by Mahmoud Fouly
CAIRO, Jan. 24 (Xinhua) -- On the eve of the third anniversary of January 25 uprising that toppled ex-president Hosni Mubarak in 2011, a lot of Egyptians are determined to stage mass celebrations on Saturday in defiance of security concerns, believing the police and the military would be able to protect them.
Anti-government protests are also expected to be staged on Saturday by loyalists of ousted Islamist president Mohamed Morsi, led by the Muslim Brotherhood, besides youth groups like April 6 Youth Movement that denounced the recent security practices on protesters and the recently-activated protest law that they consider as limitation of freedom of expression.
"Tomorrow will still be a celebratory day and no one will be able to frighten the Egyptians," said Ibrahim Qandil, a student at media college in Cairo University, lashing out at the Brotherhood and April 6 Youth Movement for their intended anti-military marches.
Cairo streets appeared quiet on Friday, while security vehicles were deployed on vital bridges and outside government institutions, after four blasts hit security targets during the day, leaving six people killed and around 100 injured.
"We will celebrate tomorrow and I expect celebrations to be staged everywhere in Egypt regardless of today's explosions," Mohamed Fathy, a 32-year-old technician told Xinhua at one of downtown Cairo streets.
"Today's blasts will not scare me off," said the young man, stressing his hope for security and stability.
Besides the six victims of the four blasts, at least 12 others were killed on Friday during clashes between pro-Morsi protesters and security men across Egypt.
"Nothing wrong will happen tomorrow," Abbas Ismail, a 66-year- old retired employee, reassured. The old man, who currently works as a driver, told Xinhua that the assailants launched their " sudden" attacks because the police were in a state of preparation.
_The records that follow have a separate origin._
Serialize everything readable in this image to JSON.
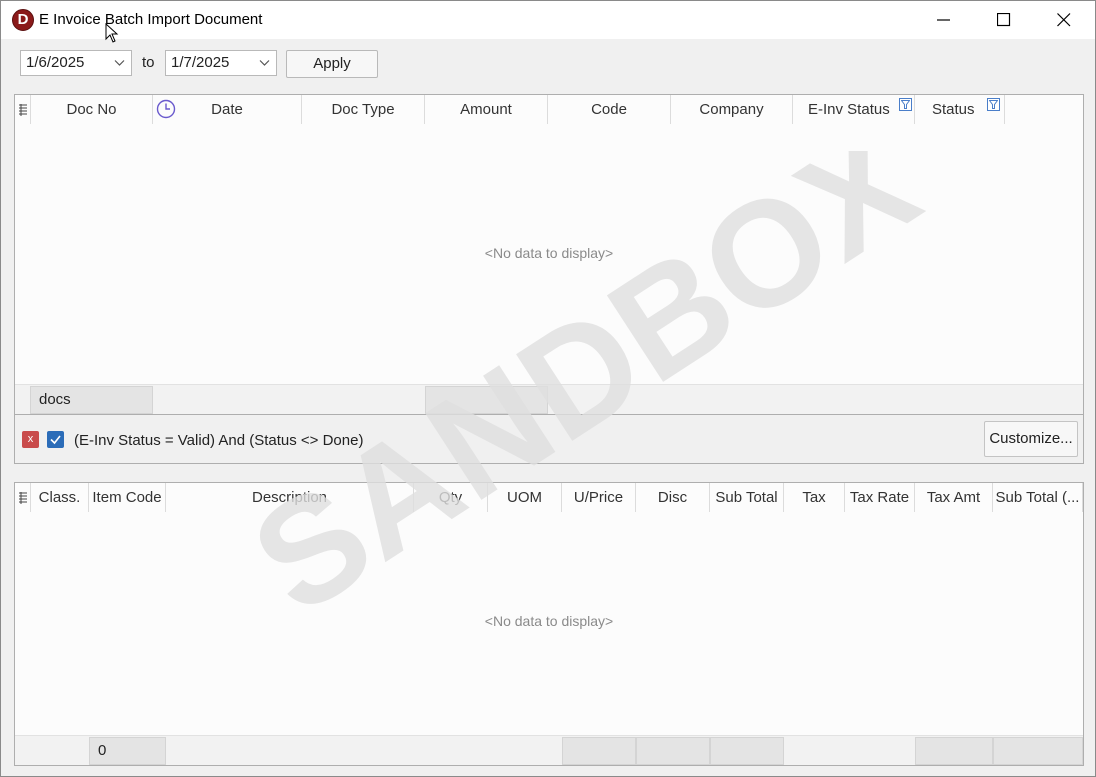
{
  "window": {
    "title": "E Invoice Batch Import Document",
    "icon": "app-logo-icon",
    "controls": [
      "minimize-icon",
      "maximize-icon",
      "close-icon"
    ]
  },
  "toolbar": {
    "date_from": "1/6/2025",
    "to_label": "to",
    "date_to": "1/7/2025",
    "apply_label": "Apply"
  },
  "grid1": {
    "columns": [
      "Doc No",
      "Date",
      "Doc Type",
      "Amount",
      "Code",
      "Company",
      "E-Inv Status",
      "Status"
    ],
    "empty_text": "<No data to display>",
    "footer_summary": "docs"
  },
  "filter": {
    "text": "(E-Inv Status = Valid) And (Status <> Done)",
    "remove_label": "x",
    "enabled": true,
    "customize_label": "Customize..."
  },
  "grid2": {
    "columns": [
      "Class.",
      "Item Code",
      "Description",
      "Qty",
      "UOM",
      "U/Price",
      "Disc",
      "Sub Total",
      "Tax",
      "Tax Rate",
      "Tax Amt",
      "Sub Total (..."
    ],
    "empty_text": "<No data to display>",
    "footer_count": "0"
  },
  "watermark": {
    "text": "SANDBOX",
    "color": "#dedede"
  }
}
"Tomorrow the security will be in full control of the situation, " he said while parking his car at one of Giza main streets, urging Egyptians to take to the streets and reassuring that "the presence of throngs of celebrators will help prevent such attacks. "
However, some other Egyptians are concerned about possible violence during on January 25 anniversary celebrations, preferring to be "in the safe side," although the presidency, the cabinet, the police and army urge citizens to take to the streets to join the celebrations.
"There is no need for such mass celebrations if it would lead to the death of innocent people," said Mohamed Saber, 61, who works for a printing house near Al-Azhar Mosque in Cairo.
"I want the upcoming presidential elections to be free and fair and no one would impose a certain person to be president," Saber told Xinhua, referring to the masses who urge military chief and Defense Minister Abdel-Fattah al-Sisi to run for president.
A Sinai-based al-Qaida-inspired group known as Ansar Beit al- Maqdis warned Egyptians against holding any pro-military rallies on January 25 celebrations.
"If you stay at home and do not hold marches, you have a right upon us to enjoy safety and peace, but if you take to the streets, we are able to deter you," the group's statement said Friday.
Ansar Beit al-Maqdis, a supporter of Morsi, claimed responsibility for the blast outside Cairo security headquarters on Friday morning that killed at least four people and injured dozens, as well as an earlier blast at a security department in Daqahliya province north of Cairo in late December, which left 17 dead and more than 130 injured.
Since Morsi was removed by military last July, his supporters have been holding protests denouncing his removal as "a military coup" and calling for his reinstatement.
In mid-August 2013, Islamists held nationwide protests after security forces violently dispersed two major pro-Morsi sit-ins in Cairo and Giza, resulting in the deaths of about 1,000 people.
The police also arrested thousands of Morsi's supporters, including leading members of the Muslim Brotherhood, which has recently been declared by the interim government as "a terrorist organization."
"Why do they call their opponents as terrorists?" Mostafa Ahmed, a 22-year-old student who works for a gas station in Cairo, exclaimed, voicing intention to join Saturday's anti-government marches.
"Pressure generates explosion," the young man continued, "not all Morsi's supporters are Brotherhood, and a just ruler should respect the opinion of his opponents."